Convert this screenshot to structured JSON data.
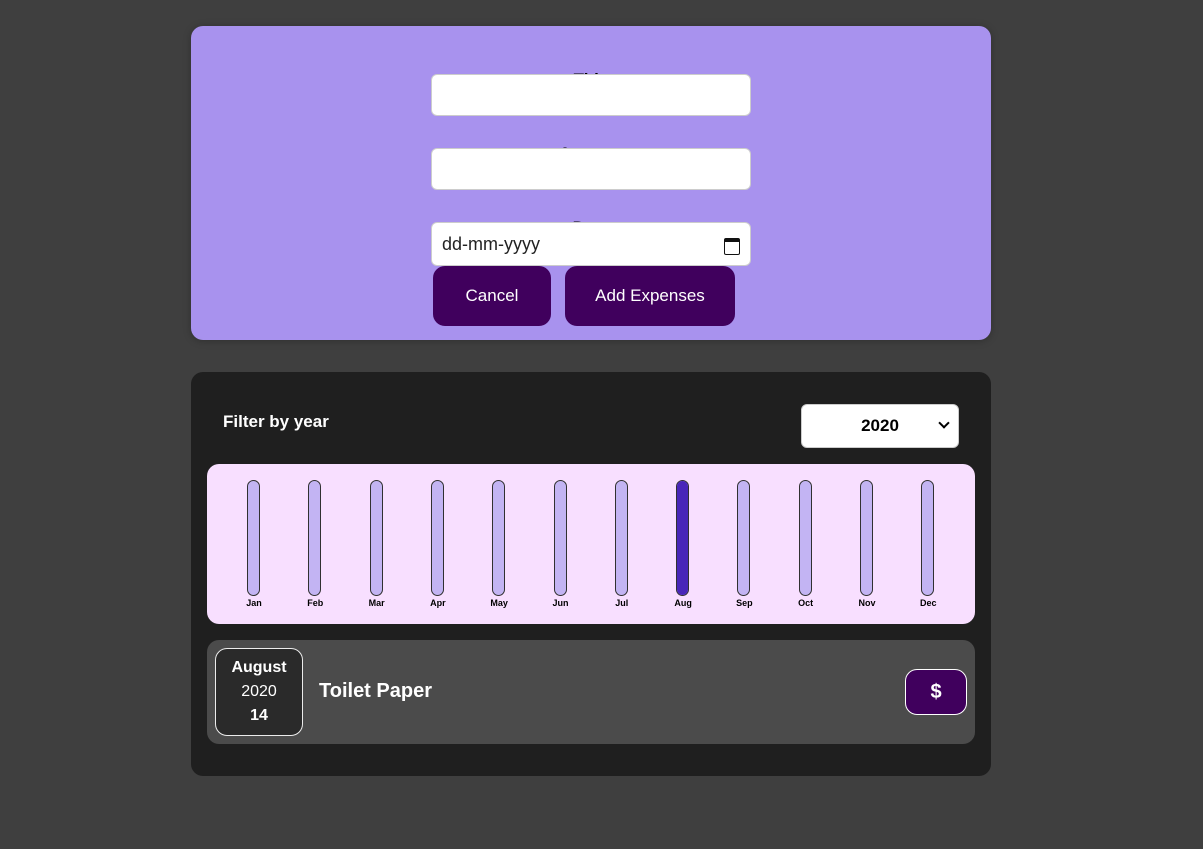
{
  "form": {
    "title_label": "Title",
    "title_value": "",
    "amount_label": "Amount",
    "amount_value": "",
    "date_label": "Date",
    "date_placeholder": "dd-mm-yyyy",
    "cancel_label": "Cancel",
    "submit_label": "Add Expenses"
  },
  "filter": {
    "label": "Filter by year",
    "selected_year": "2020"
  },
  "chart_data": {
    "type": "bar",
    "categories": [
      "Jan",
      "Feb",
      "Mar",
      "Apr",
      "May",
      "Jun",
      "Jul",
      "Aug",
      "Sep",
      "Oct",
      "Nov",
      "Dec"
    ],
    "values": [
      0,
      0,
      0,
      0,
      0,
      0,
      0,
      1,
      0,
      0,
      0,
      0
    ],
    "ylim": [
      0,
      1
    ]
  },
  "expenses": [
    {
      "month": "August",
      "year": "2020",
      "day": "14",
      "title": "Toilet Paper",
      "price": "$"
    }
  ],
  "colors": {
    "background": "#3f3f3f",
    "form_bg": "#a892ee",
    "button": "#40005d",
    "panel": "#1f1f1f",
    "chart_bg": "#f8dfff",
    "bar_track": "#c3b4f3",
    "bar_fill": "#4826b9",
    "item_bg": "#4b4b4b"
  },
  "icons": {
    "date_picker": "calendar-icon",
    "select": "chevron-down-icon"
  }
}
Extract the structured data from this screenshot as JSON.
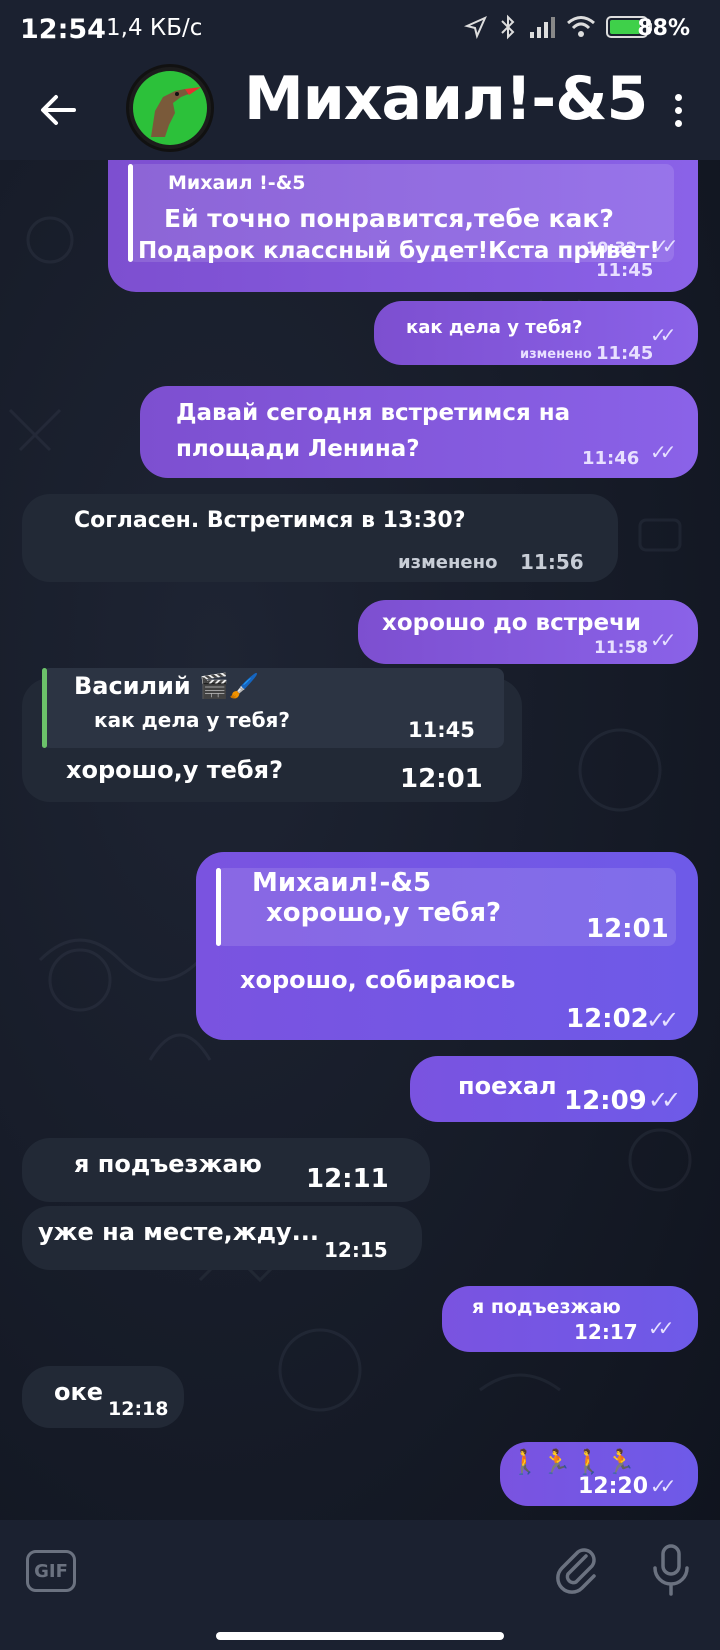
{
  "status": {
    "time": "12:54",
    "network": "1,4 КБ/с",
    "battery": "88%",
    "battery_level": 0.88
  },
  "header": {
    "title": "Михаил!-&5"
  },
  "messages": {
    "m1": {
      "quote_author": "Михаил !-&5",
      "quote_text": "Ей точно понравится,тебе как?",
      "quote_time": "10:32",
      "text": "Подарок классный будет!Кста привет!",
      "time": "11:45"
    },
    "m2": {
      "text": "как дела у тебя?",
      "edited": "изменено",
      "time": "11:45"
    },
    "m3": {
      "line1": "Давай сегодня встретимся на",
      "line2": "площади Ленина?",
      "time": "11:46"
    },
    "m4": {
      "text": "Согласен. Встретимся в 13:30?",
      "edited": "изменено",
      "time": "11:56"
    },
    "m5": {
      "text": "хорошо до встречи",
      "time": "11:58"
    },
    "m6": {
      "quote_author": "Василий 🎬🖌️",
      "quote_text": "как дела у тебя?",
      "quote_time": "11:45",
      "text": "хорошо,у тебя?",
      "time": "12:01"
    },
    "m7": {
      "quote_author": "Михаил!-&5",
      "quote_text": "хорошо,у тебя?",
      "quote_time": "12:01",
      "text": "хорошо, собираюсь",
      "time": "12:02"
    },
    "m8": {
      "text": "поехал",
      "time": "12:09"
    },
    "m9": {
      "text": "я подъезжаю",
      "time": "12:11"
    },
    "m10": {
      "text": "уже на месте,жду...",
      "time": "12:15"
    },
    "m11": {
      "text": "я подъезжаю",
      "time": "12:17"
    },
    "m12": {
      "text": "оке",
      "time": "12:18"
    },
    "m13": {
      "text": "🚶🏃🚶🏃",
      "time": "12:20"
    }
  },
  "input": {
    "gif_label": "GIF"
  },
  "icons": [
    "back-arrow-icon",
    "avatar-dinosaur-icon",
    "more-vert-icon",
    "read-ticks-icon",
    "gif-icon",
    "paperclip-icon",
    "microphone-icon"
  ]
}
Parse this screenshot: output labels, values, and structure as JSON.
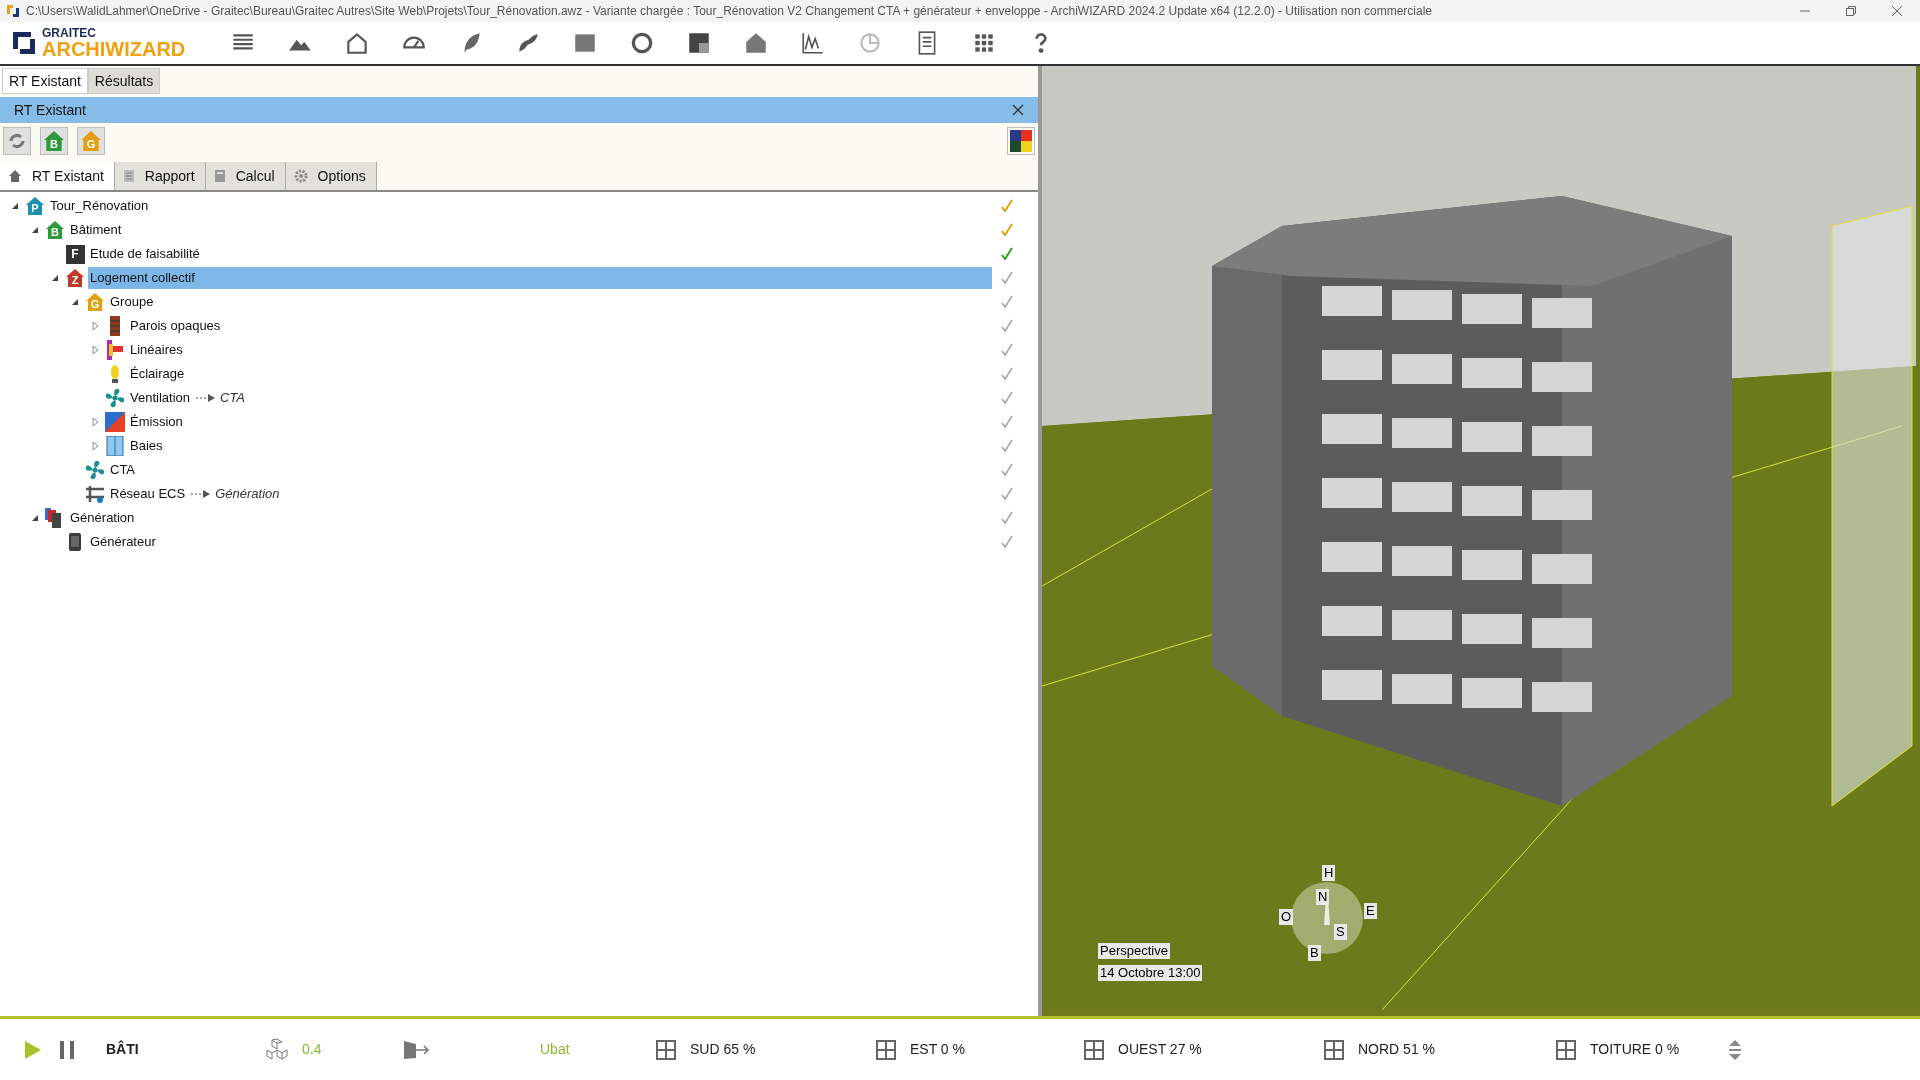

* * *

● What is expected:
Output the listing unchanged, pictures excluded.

● Written answer:
Convert this screenshot to structured JSON data.
{
  "form": {
    "title_label": "Title",
    "title_value": "",
    "amount_label": "Amount",
    "amount_value": "",
    "date_label": "Date",
    "date_placeholder": "dd-mm-yyyy",
    "cancel_label": "Cancel",
    "submit_label": "Add Expenses"
  },
  "filter": {
    "label": "Filter by year",
    "selected_year": "2020"
  },
  "chart_data": {
    "type": "bar",
    "categories": [
      "Jan",
      "Feb",
      "Mar",
      "Apr",
      "May",
      "Jun",
      "Jul",
      "Aug",
      "Sep",
      "Oct",
      "Nov",
      "Dec"
    ],
    "values": [
      0,
      0,
      0,
      0,
      0,
      0,
      0,
      1,
      0,
      0,
      0,
      0
    ],
    "ylim": [
      0,
      1
    ]
  },
  "expenses": [
    {
      "month": "August",
      "year": "2020",
      "day": "14",
      "title": "Toilet Paper",
      "price": "$"
    }
  ],
  "colors": {
    "background": "#3f3f3f",
    "form_bg": "#a892ee",
    "button": "#40005d",
    "panel": "#1f1f1f",
    "chart_bg": "#f8dfff",
    "bar_track": "#c3b4f3",
    "bar_fill": "#4826b9",
    "item_bg": "#4b4b4b"
  },
  "icons": {
    "date_picker": "calendar-icon",
    "select": "chevron-down-icon"
  }
}
Extract the structured data from this screenshot as JSON.
{
  "status": {
    "time": "12:54",
    "network": "1,4 КБ/с",
    "battery": "88%",
    "battery_level": 0.88
  },
  "header": {
    "title": "Михаил!-&5"
  },
  "messages": {
    "m1": {
      "quote_author": "Михаил !-&5",
      "quote_text": "Ей точно понравится,тебе как?",
      "quote_time": "10:32",
      "text": "Подарок классный будет!Кста привет!",
      "time": "11:45"
    },
    "m2": {
      "text": "как дела у тебя?",
      "edited": "изменено",
      "time": "11:45"
    },
    "m3": {
      "line1": "Давай сегодня встретимся на",
      "line2": "площади Ленина?",
      "time": "11:46"
    },
    "m4": {
      "text": "Согласен. Встретимся в 13:30?",
      "edited": "изменено",
      "time": "11:56"
    },
    "m5": {
      "text": "хорошо до встречи",
      "time": "11:58"
    },
    "m6": {
      "quote_author": "Василий 🎬🖌️",
      "quote_text": "как дела у тебя?",
      "quote_time": "11:45",
      "text": "хорошо,у тебя?",
      "time": "12:01"
    },
    "m7": {
      "quote_author": "Михаил!-&5",
      "quote_text": "хорошо,у тебя?",
      "quote_time": "12:01",
      "text": "хорошо, собираюсь",
      "time": "12:02"
    },
    "m8": {
      "text": "поехал",
      "time": "12:09"
    },
    "m9": {
      "text": "я подъезжаю",
      "time": "12:11"
    },
    "m10": {
      "text": "уже на месте,жду...",
      "time": "12:15"
    },
    "m11": {
      "text": "я подъезжаю",
      "time": "12:17"
    },
    "m12": {
      "text": "оке",
      "time": "12:18"
    },
    "m13": {
      "text": "🚶🏃🚶🏃",
      "time": "12:20"
    }
  },
  "input": {
    "gif_label": "GIF"
  },
  "icons": [
    "back-arrow-icon",
    "avatar-dinosaur-icon",
    "more-vert-icon",
    "read-ticks-icon",
    "gif-icon",
    "paperclip-icon",
    "microphone-icon"
  ]
}
Parse this screenshot: output labels, values, and structure as JSON.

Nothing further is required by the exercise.